"Security isn't the issue," says Dodgers general manager Kevin Malone. "Alcohol is the issue." The Cubs have taken steps to ensure that fans are less likely to get drunk: Beer sales are now cut off in the middle of the sixth inning, not the top of the seventh, and beer vendors will stock up only halfway for their final trip through the stands. In a move they say could cost them a few hundred thousand dollars this season, the Yankees have cut off all beer sales in the Yankee Stadium bleachers. Earlier this season the Mets decided to bench their mobile beer vendors in the seventh inning, rather than the eighth, and to cut their four-beer-per-purchase limit in half. The Mets are also cracking down on drinking in the Shea Stadium parking lot, upholding a policy that had often been lightly enforced.

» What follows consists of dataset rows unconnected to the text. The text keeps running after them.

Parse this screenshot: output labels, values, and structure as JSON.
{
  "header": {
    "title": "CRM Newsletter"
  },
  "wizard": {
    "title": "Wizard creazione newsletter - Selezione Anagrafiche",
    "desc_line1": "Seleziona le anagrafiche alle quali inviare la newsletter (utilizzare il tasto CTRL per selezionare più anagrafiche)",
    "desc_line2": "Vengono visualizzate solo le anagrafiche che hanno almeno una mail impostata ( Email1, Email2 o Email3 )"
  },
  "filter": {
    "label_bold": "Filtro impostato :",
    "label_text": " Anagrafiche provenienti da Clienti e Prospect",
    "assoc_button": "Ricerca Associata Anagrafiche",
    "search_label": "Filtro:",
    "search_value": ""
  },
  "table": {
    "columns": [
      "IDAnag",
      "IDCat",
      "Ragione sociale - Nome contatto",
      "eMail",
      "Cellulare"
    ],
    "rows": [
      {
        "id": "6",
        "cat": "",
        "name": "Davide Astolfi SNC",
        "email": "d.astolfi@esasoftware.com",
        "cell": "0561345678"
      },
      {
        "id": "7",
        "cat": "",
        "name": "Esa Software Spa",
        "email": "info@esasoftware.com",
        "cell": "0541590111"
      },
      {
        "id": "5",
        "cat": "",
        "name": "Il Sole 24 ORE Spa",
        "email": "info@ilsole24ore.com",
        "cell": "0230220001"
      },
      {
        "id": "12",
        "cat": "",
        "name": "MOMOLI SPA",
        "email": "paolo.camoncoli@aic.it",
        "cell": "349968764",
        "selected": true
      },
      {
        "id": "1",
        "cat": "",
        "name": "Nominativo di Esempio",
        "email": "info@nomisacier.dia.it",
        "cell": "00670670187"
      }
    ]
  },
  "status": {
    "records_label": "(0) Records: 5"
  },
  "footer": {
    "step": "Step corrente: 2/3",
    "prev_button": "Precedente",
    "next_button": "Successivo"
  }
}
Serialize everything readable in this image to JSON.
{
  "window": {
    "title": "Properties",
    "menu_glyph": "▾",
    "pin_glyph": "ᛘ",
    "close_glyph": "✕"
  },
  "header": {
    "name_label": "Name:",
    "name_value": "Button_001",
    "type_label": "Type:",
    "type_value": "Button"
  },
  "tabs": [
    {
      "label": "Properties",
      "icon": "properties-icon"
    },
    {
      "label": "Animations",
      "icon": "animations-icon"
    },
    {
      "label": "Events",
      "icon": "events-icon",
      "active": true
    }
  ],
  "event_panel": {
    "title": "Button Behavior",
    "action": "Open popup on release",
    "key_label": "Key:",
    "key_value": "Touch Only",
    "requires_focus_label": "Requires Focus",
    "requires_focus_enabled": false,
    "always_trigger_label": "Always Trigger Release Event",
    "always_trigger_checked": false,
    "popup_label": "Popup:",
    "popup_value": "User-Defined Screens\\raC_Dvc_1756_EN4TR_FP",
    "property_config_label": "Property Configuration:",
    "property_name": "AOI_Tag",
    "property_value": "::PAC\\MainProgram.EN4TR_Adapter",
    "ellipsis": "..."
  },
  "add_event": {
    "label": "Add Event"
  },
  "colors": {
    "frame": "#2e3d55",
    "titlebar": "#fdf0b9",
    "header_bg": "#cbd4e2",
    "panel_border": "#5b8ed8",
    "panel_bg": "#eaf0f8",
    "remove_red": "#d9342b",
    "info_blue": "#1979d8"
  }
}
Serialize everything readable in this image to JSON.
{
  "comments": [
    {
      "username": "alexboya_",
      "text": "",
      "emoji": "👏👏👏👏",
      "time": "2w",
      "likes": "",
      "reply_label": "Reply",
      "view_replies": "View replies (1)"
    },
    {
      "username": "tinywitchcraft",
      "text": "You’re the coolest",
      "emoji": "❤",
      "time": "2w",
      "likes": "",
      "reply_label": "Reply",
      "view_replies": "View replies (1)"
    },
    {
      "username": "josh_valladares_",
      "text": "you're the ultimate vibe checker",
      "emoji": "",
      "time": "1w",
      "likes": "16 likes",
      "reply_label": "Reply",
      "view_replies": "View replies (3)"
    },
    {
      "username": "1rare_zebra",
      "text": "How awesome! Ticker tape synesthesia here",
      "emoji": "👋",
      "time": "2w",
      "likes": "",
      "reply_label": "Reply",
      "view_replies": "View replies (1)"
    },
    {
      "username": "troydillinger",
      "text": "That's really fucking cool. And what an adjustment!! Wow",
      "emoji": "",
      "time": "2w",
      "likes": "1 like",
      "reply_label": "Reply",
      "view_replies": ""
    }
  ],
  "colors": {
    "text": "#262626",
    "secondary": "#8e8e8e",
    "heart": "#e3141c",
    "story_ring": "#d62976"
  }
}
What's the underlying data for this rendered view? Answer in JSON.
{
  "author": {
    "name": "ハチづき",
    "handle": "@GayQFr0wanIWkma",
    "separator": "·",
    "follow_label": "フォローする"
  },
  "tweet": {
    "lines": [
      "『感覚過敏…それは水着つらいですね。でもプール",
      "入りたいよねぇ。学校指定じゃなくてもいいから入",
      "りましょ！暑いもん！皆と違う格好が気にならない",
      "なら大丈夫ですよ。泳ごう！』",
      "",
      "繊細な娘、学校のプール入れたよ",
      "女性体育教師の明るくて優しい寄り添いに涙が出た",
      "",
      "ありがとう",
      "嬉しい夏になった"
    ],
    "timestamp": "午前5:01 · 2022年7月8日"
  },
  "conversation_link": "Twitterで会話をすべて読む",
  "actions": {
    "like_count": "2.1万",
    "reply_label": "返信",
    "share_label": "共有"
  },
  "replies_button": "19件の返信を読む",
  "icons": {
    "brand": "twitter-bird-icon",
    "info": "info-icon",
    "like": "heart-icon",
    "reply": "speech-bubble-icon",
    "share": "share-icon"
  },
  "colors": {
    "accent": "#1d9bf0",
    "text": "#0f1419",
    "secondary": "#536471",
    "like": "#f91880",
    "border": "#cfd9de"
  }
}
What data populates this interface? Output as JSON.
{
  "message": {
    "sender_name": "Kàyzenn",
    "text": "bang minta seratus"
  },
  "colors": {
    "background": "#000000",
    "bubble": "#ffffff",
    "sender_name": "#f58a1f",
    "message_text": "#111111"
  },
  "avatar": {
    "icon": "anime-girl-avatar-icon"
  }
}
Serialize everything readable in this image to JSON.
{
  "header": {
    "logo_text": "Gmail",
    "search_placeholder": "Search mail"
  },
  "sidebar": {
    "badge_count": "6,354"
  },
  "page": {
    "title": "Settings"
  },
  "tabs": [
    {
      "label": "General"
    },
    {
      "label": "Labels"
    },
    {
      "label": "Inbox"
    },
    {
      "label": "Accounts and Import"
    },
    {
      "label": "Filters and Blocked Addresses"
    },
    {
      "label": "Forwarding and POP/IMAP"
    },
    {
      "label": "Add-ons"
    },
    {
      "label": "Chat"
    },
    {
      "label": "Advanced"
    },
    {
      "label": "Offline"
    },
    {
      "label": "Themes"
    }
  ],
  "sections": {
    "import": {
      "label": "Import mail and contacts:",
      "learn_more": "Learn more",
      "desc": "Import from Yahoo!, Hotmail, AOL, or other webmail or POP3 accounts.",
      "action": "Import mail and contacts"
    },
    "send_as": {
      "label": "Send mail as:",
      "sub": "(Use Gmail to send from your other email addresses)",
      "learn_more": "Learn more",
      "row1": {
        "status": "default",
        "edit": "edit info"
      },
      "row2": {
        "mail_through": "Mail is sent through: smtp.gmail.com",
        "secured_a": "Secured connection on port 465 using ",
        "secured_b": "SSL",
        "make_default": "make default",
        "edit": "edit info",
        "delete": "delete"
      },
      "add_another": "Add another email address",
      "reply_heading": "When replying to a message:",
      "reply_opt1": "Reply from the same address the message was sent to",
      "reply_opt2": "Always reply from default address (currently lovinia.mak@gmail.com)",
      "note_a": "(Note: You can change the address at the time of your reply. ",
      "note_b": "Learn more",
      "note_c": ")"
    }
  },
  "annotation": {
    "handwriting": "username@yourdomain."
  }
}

"We're trying to be proactive," says director of Shea operations Kevin McCarthy, who met last week with Major League Baseball executives to plan security for John Rocker's return to Shea, later this month. "We don't want people coming in boozed up, and we want to make it hard for them to get intoxicated at Shea."
A Second Look
June 5-7: Orioles at Mets
During the winter of 1998 the Orioles, fed up with righthander Armando Benitez's slow development and immaturity, shored up their bullpen—or so they thought—by signing free-agent closer Mike Timlin and then shipping the flamethrowing 25-year-old Benitez to the Mets. Since then Baltimore's pen has been a disaster, blowing nearly as many saves (38) as it has converted (39). Now the Orioles get another look at Benitez, who has blossomed into the stopper he was supposed to be in Baltimore. Through Sunday he was second in the National League with 13 saves and had blown just one, while striking out 34 in 27 innings.